== Segment start ==

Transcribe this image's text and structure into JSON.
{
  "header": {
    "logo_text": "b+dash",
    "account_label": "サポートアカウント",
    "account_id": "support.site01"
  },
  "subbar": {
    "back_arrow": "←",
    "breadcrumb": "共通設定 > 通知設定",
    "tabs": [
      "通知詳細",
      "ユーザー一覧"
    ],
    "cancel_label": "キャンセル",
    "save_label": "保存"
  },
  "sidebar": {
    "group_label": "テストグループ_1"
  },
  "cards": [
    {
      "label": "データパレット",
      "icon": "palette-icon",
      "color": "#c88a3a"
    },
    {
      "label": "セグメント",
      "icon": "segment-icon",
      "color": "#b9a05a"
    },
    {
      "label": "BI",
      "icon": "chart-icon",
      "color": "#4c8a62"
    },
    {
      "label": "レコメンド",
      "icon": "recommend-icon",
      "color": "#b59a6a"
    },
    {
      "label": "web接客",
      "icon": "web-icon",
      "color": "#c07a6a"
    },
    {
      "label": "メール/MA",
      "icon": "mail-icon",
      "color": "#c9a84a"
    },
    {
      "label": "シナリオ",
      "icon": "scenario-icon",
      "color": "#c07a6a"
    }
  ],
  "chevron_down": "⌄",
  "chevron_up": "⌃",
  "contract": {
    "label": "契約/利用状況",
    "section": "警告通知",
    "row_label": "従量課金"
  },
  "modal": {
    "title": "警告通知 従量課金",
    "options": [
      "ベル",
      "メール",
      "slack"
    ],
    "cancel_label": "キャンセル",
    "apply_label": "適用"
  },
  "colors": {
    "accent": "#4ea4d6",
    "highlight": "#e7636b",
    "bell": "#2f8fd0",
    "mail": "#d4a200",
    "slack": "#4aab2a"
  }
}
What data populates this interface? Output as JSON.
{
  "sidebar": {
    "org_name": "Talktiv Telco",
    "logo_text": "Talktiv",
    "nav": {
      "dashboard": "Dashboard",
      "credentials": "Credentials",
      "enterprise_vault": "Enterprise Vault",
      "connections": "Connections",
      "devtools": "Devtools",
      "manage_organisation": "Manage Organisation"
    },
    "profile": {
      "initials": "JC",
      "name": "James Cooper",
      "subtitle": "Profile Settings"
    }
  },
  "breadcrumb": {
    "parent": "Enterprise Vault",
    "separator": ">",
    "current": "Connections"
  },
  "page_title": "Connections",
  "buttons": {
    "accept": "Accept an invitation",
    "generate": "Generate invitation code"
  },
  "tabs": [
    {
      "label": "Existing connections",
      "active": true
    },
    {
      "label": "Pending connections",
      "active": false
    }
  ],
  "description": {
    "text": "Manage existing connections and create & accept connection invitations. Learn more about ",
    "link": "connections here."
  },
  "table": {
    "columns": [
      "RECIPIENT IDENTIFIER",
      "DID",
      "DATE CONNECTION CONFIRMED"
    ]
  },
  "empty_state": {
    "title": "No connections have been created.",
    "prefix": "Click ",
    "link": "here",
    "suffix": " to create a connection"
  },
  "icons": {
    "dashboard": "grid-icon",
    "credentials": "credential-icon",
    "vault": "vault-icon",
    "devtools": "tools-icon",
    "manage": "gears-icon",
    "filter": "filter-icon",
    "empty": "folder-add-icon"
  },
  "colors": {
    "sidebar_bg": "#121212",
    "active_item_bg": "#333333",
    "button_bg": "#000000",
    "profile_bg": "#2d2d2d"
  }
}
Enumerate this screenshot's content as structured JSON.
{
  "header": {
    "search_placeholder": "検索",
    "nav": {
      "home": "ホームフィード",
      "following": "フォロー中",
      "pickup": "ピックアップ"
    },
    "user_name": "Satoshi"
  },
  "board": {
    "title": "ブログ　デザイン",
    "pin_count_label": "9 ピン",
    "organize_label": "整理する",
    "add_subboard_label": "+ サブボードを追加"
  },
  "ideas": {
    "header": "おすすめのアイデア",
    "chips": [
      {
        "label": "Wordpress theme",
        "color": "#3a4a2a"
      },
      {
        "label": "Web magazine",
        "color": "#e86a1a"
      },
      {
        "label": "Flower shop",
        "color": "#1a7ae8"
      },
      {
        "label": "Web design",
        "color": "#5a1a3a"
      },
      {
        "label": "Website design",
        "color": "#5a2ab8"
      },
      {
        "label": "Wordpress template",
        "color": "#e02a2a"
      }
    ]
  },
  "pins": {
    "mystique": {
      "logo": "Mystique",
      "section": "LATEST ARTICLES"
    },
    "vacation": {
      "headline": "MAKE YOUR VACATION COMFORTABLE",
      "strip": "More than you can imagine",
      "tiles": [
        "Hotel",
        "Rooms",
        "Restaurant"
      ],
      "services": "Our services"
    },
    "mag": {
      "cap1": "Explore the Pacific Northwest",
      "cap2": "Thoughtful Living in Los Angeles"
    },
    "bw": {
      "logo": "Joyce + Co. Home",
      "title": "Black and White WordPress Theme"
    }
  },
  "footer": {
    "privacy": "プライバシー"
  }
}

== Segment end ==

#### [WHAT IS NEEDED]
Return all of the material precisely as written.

#### [TASK RESULT]
Transcribe this image's text and structure into JSON.
{
  "header": {
    "logo_text": "b+dash",
    "account_label": "サポートアカウント",
    "account_id": "support.site01"
  },
  "subbar": {
    "back_arrow": "←",
    "breadcrumb": "共通設定 > 通知設定",
    "tabs": [
      "通知詳細",
      "ユーザー一覧"
    ],
    "cancel_label": "キャンセル",
    "save_label": "保存"
  },
  "sidebar": {
    "group_label": "テストグループ_1"
  },
  "cards": [
    {
      "label": "データパレット",
      "icon": "palette-icon",
      "color": "#c88a3a"
    },
    {
      "label": "セグメント",
      "icon": "segment-icon",
      "color": "#b9a05a"
    },
    {
      "label": "BI",
      "icon": "chart-icon",
      "color": "#4c8a62"
    },
    {
      "label": "レコメンド",
      "icon": "recommend-icon",
      "color": "#b59a6a"
    },
    {
      "label": "web接客",
      "icon": "web-icon",
      "color": "#c07a6a"
    },
    {
      "label": "メール/MA",
      "icon": "mail-icon",
      "color": "#c9a84a"
    },
    {
      "label": "シナリオ",
      "icon": "scenario-icon",
      "color": "#c07a6a"
    }
  ],
  "chevron_down": "⌄",
  "chevron_up": "⌃",
  "contract": {
    "label": "契約/利用状況",
    "section": "警告通知",
    "row_label": "従量課金"
  },
  "modal": {
    "title": "警告通知 従量課金",
    "options": [
      "ベル",
      "メール",
      "slack"
    ],
    "cancel_label": "キャンセル",
    "apply_label": "適用"
  },
  "colors": {
    "accent": "#4ea4d6",
    "highlight": "#e7636b",
    "bell": "#2f8fd0",
    "mail": "#d4a200",
    "slack": "#4aab2a"
  }
}
What data populates this interface? Output as JSON.
{
  "sidebar": {
    "org_name": "Talktiv Telco",
    "logo_text": "Talktiv",
    "nav": {
      "dashboard": "Dashboard",
      "credentials": "Credentials",
      "enterprise_vault": "Enterprise Vault",
      "connections": "Connections",
      "devtools": "Devtools",
      "manage_organisation": "Manage Organisation"
    },
    "profile": {
      "initials": "JC",
      "name": "James Cooper",
      "subtitle": "Profile Settings"
    }
  },
  "breadcrumb": {
    "parent": "Enterprise Vault",
    "separator": ">",
    "current": "Connections"
  },
  "page_title": "Connections",
  "buttons": {
    "accept": "Accept an invitation",
    "generate": "Generate invitation code"
  },
  "tabs": [
    {
      "label": "Existing connections",
      "active": true
    },
    {
      "label": "Pending connections",
      "active": false
    }
  ],
  "description": {
    "text": "Manage existing connections and create & accept connection invitations. Learn more about ",
    "link": "connections here."
  },
  "table": {
    "columns": [
      "RECIPIENT IDENTIFIER",
      "DID",
      "DATE CONNECTION CONFIRMED"
    ]
  },
  "empty_state": {
    "title": "No connections have been created.",
    "prefix": "Click ",
    "link": "here",
    "suffix": " to create a connection"
  },
  "icons": {
    "dashboard": "grid-icon",
    "credentials": "credential-icon",
    "vault": "vault-icon",
    "devtools": "tools-icon",
    "manage": "gears-icon",
    "filter": "filter-icon",
    "empty": "folder-add-icon"
  },
  "colors": {
    "sidebar_bg": "#121212",
    "active_item_bg": "#333333",
    "button_bg": "#000000",
    "profile_bg": "#2d2d2d"
  }
}
Enumerate this screenshot's content as structured JSON.
{
  "header": {
    "search_placeholder": "検索",
    "nav": {
      "home": "ホームフィード",
      "following": "フォロー中",
      "pickup": "ピックアップ"
    },
    "user_name": "Satoshi"
  },
  "board": {
    "title": "ブログ　デザイン",
    "pin_count_label": "9 ピン",
    "organize_label": "整理する",
    "add_subboard_label": "+ サブボードを追加"
  },
  "ideas": {
    "header": "おすすめのアイデア",
    "chips": [
      {
        "label": "Wordpress theme",
        "color": "#3a4a2a"
      },
      {
        "label": "Web magazine",
        "color": "#e86a1a"
      },
      {
        "label": "Flower shop",
        "color": "#1a7ae8"
      },
      {
        "label": "Web design",
        "color": "#5a1a3a"
      },
      {
        "label": "Website design",
        "color": "#5a2ab8"
      },
      {
        "label": "Wordpress template",
        "color": "#e02a2a"
      }
    ]
  },
  "pins": {
    "mystique": {
      "logo": "Mystique",
      "section": "LATEST ARTICLES"
    },
    "vacation": {
      "headline": "MAKE YOUR VACATION COMFORTABLE",
      "strip": "More than you can imagine",
      "tiles": [
        "Hotel",
        "Rooms",
        "Restaurant"
      ],
      "services": "Our services"
    },
    "mag": {
      "cap1": "Explore the Pacific Northwest",
      "cap2": "Thoughtful Living in Los Angeles"
    },
    "bw": {
      "logo": "Joyce + Co. Home",
      "title": "Black and White WordPress Theme"
    }
  },
  "footer": {
    "privacy": "プライバシー"
  }
}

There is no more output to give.